[Excerpts from an interface dataset]
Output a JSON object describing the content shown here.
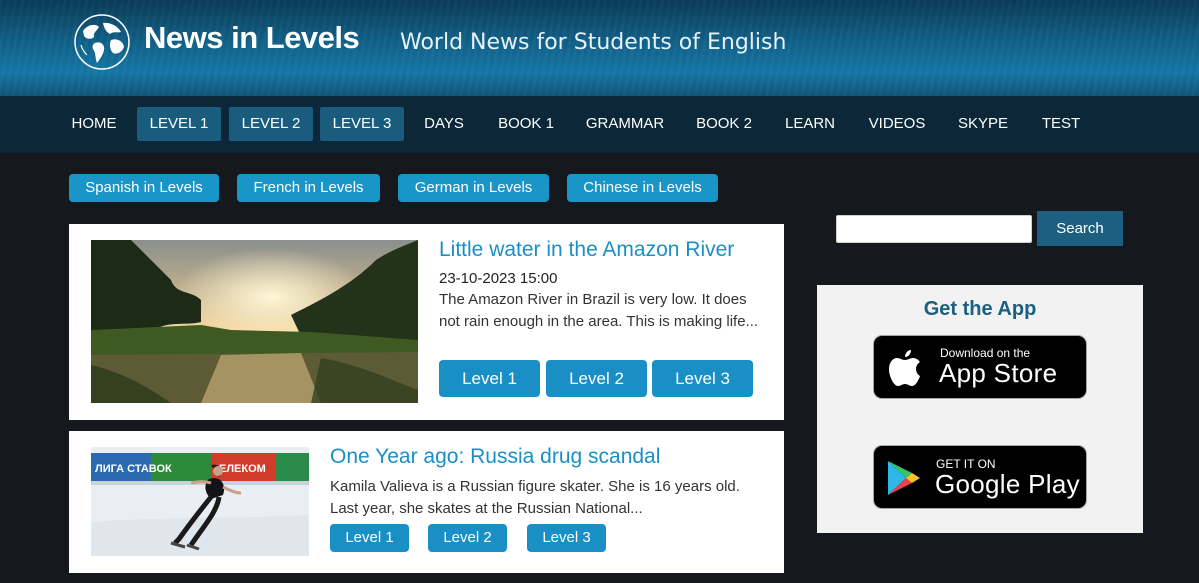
{
  "header": {
    "site_title": "News in Levels",
    "tagline": "World News for Students of English",
    "colors": {
      "header_bg": "#11628a",
      "nav_bg": "#0c2838",
      "accent": "#1a8fc6"
    }
  },
  "nav": {
    "items": [
      {
        "label": "HOME",
        "active": false
      },
      {
        "label": "LEVEL 1",
        "active": true
      },
      {
        "label": "LEVEL 2",
        "active": true
      },
      {
        "label": "LEVEL 3",
        "active": true
      },
      {
        "label": "DAYS",
        "active": false
      },
      {
        "label": "BOOK 1",
        "active": false
      },
      {
        "label": "GRAMMAR",
        "active": false
      },
      {
        "label": "BOOK 2",
        "active": false
      },
      {
        "label": "LEARN",
        "active": false
      },
      {
        "label": "VIDEOS",
        "active": false
      },
      {
        "label": "SKYPE",
        "active": false
      },
      {
        "label": "TEST",
        "active": false
      }
    ]
  },
  "languages": [
    {
      "label": "Spanish in Levels"
    },
    {
      "label": "French in Levels"
    },
    {
      "label": "German in Levels"
    },
    {
      "label": "Chinese in Levels"
    }
  ],
  "articles": [
    {
      "title": "Little water in the Amazon River",
      "date": "23-10-2023 15:00",
      "excerpt": "The Amazon River in Brazil is very low. It does not rain enough in the area. This is making life...",
      "levels": [
        "Level 1",
        "Level 2",
        "Level 3"
      ],
      "image": "amazon-river-sunset-image"
    },
    {
      "title": "One Year ago: Russia drug scandal",
      "date": "",
      "excerpt": "Kamila Valieva is a Russian figure skater. She is 16 years old. Last year, she skates at the Russian National...",
      "levels": [
        "Level 1",
        "Level 2",
        "Level 3"
      ],
      "image": "figure-skater-image"
    }
  ],
  "sidebar": {
    "search": {
      "placeholder": "",
      "button_label": "Search"
    },
    "app": {
      "title": "Get the App",
      "app_store": {
        "small": "Download on the",
        "big": "App Store",
        "icon": "apple-icon"
      },
      "google_play": {
        "small": "GET IT ON",
        "big": "Google Play",
        "icon": "google-play-icon"
      }
    }
  }
}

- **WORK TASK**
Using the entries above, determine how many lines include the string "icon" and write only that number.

- **OUTPUT BELOW**
2